### WHAT THIS TASK INVOLVES
In the entries that follow, find each line with the word "soit" and copy it.

[Data records for software interfaces]
=== Begin Enclosure ===
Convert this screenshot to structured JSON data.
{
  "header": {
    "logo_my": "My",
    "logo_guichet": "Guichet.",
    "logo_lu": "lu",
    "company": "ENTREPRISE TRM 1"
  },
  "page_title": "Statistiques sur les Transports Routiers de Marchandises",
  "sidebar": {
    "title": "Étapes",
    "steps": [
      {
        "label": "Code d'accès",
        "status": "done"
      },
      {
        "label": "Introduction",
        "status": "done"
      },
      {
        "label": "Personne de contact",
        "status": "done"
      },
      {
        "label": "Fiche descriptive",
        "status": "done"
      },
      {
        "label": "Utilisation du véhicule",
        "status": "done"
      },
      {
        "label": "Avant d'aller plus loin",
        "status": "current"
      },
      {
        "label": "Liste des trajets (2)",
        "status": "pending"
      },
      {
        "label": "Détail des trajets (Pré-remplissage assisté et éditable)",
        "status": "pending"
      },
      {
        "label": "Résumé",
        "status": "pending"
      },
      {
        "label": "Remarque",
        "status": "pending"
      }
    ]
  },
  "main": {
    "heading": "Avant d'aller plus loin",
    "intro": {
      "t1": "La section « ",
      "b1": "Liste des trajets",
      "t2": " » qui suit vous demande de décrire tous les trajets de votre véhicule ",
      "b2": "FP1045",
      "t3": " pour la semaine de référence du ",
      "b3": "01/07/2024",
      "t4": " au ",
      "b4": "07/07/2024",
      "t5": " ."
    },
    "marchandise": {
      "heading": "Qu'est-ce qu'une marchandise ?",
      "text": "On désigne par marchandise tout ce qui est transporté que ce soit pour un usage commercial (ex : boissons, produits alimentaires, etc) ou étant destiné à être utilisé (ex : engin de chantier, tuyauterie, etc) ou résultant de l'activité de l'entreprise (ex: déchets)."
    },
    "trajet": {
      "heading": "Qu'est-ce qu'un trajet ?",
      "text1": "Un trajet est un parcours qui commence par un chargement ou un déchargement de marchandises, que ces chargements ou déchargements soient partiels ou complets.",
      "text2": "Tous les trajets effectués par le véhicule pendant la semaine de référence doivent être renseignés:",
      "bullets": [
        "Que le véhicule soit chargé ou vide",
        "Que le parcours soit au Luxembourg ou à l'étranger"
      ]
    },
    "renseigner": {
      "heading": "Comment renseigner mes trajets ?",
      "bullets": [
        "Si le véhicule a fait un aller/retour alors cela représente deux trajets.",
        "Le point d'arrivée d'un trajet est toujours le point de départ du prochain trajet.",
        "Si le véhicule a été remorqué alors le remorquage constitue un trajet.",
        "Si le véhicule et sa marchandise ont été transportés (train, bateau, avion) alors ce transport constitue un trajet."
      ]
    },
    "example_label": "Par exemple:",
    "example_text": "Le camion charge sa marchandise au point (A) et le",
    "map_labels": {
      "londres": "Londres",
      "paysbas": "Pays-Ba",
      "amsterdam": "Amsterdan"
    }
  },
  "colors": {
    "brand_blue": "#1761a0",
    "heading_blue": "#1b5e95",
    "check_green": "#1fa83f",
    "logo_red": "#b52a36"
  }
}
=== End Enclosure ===
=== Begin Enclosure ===
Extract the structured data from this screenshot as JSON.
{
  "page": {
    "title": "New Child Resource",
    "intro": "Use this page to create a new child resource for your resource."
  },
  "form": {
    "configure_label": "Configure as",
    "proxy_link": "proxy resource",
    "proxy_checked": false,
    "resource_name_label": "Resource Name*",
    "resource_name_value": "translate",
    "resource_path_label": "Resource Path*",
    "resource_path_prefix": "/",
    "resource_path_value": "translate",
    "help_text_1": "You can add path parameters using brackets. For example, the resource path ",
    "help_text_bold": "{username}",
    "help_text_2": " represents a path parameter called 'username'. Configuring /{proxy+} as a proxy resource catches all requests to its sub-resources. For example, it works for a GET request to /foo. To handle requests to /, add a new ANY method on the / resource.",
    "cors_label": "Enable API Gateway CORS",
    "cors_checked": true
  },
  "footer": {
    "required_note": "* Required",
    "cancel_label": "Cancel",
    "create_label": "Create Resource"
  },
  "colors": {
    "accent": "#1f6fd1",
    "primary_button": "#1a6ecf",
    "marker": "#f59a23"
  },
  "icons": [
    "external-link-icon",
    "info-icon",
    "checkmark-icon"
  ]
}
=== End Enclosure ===
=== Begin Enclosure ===
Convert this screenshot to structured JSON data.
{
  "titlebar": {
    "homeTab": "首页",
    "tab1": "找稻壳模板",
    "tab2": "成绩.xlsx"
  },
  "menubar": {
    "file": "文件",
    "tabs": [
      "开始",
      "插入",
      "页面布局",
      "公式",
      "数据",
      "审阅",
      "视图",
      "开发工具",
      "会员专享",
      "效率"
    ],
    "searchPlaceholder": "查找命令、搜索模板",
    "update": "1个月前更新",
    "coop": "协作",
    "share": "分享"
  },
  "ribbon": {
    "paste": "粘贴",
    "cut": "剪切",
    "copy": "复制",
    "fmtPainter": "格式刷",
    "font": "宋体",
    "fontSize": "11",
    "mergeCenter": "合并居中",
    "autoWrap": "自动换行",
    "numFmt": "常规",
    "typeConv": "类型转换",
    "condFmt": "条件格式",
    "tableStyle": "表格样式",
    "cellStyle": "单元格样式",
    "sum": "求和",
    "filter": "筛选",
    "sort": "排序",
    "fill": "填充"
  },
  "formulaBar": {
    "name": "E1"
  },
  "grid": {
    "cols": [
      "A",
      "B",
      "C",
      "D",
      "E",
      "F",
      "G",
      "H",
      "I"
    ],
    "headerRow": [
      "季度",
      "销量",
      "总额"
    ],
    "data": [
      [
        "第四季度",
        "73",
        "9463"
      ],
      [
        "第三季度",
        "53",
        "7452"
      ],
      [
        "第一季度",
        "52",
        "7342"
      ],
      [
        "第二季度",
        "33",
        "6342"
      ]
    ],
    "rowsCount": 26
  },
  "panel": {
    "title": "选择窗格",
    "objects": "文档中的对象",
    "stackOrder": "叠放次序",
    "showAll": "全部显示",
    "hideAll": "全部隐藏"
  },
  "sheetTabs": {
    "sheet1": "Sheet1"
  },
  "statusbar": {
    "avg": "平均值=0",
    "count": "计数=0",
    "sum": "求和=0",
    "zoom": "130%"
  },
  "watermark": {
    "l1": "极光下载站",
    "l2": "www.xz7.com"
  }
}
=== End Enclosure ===
### OUTPUT OF THE TASK
      "text": "On désigne par marchandise tout ce qui est transporté que ce soit pour un usage commercial (ex : boissons, produits alimentaires, etc) ou étant destiné à être utilisé (ex : engin de chantier, tuyauterie, etc) ou résultant de l'activité de l'entreprise (ex: déchets)."
        "Que le véhicule soit chargé ou vide",
        "Que le parcours soit au Luxembourg ou à l'étranger"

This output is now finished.